- .See Leslie, supra note 171, at 1691 (“Uninformed employees can also undermine cartels by creating the risk of misunderstandings. For example, salespeople unaware of a price-fixing agreement may actually engage in competition. The other members of the cartel may interpret this as cheating on the cartel agreement . . . .”). ↑
- .Marshall & Marx, supra note 82, at 37 n.33 (quoting Commission Decision 2001/418, 2000 O.J. (L152) 24, 34 (EC)). ↑
- .Fuller, supra note 91, at 194 (noting that at congressional hearings, “witness after witness had testified that the conspiracies were ‘a way of life,’ and that even finance, engineering, and production men knew about this going on constantly”). ↑
- .Lieber, supra note 117, at 326–27. ↑
- .See Valspar Corp. v. E.I. Du Pont De Nemours & Co., 873 F.3d 185, 208 (3d Cir. 2017) (Stengel, C.J., dissenting) (“[T]here are numerous statements from the manufacturers’ employees (including DuPont) expressing an understanding that they ‘would not undercut one another’s prices’ and that they were involved in an organization to control prices.”). ↑
- .See Fuller, supra note 91, at 109–10 (describing that one representative of General Electric claimed he “was ordered by his superiors to go to these meetings[,]” which was part of “an over-all company policy” and “way of life” at General Electric). ↑
- .Id. at 87. ↑
- .See id. at 58–59 (“[M]ore than one corporate official suddenly found himself on a siding after refusing to violate the criminal provisions of the law. You had to go along with the system—or you were out.”). ↑
- .See Leslie, supra note 171, at 1641–44 (providing multiple high-profile examples of agents betraying their principals and exposing illegal collusion). ↑
- .Iowa Pub. Emps.’ Ret. Sys. v. Merrill Lynch, Pierce, Fenner & Smith Inc., 340 F. Supp. 3d 285, 318 (S.D.N.Y. 2018). ↑
- .See, e.g., Holiday Wholesale Grocery Co. v. Philip Morris Inc., 231 F. Supp. 2d 1253, 1273 (N.D. Ga. 2002) (“Plaintiffs also agreed that certain document production would pertain only to those employees with authority to set price.”), aff’d sub nom.

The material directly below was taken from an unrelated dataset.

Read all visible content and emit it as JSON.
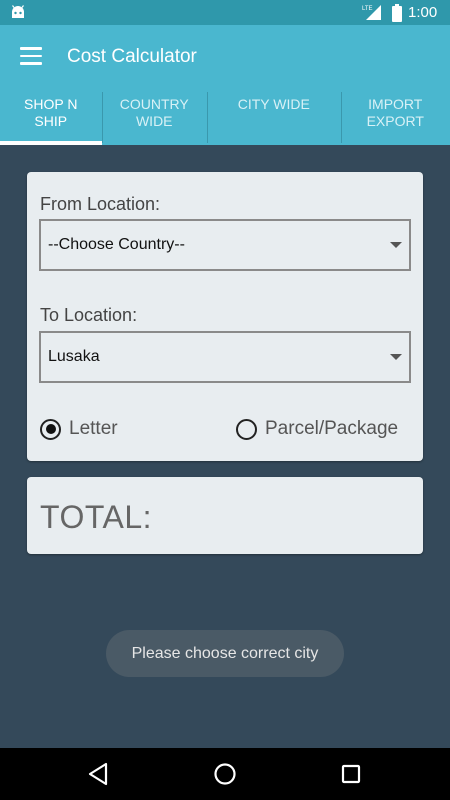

Williamson Oil Co. v. Philip Morris USA, 346 F.3d 1287 (11th Cir. 2003). ↑
- .See Cont’l Baking Co. v. United States, 281 F.2d 137, 148–49 (6th Cir. 1960) (analyzing the admissibility of “letters and reports from Continental’s depot managers and other subordinate employees[,]” who lacked the authority to fix prices). ↑
- .Leslie, supra note 9, at 1221–23. ↑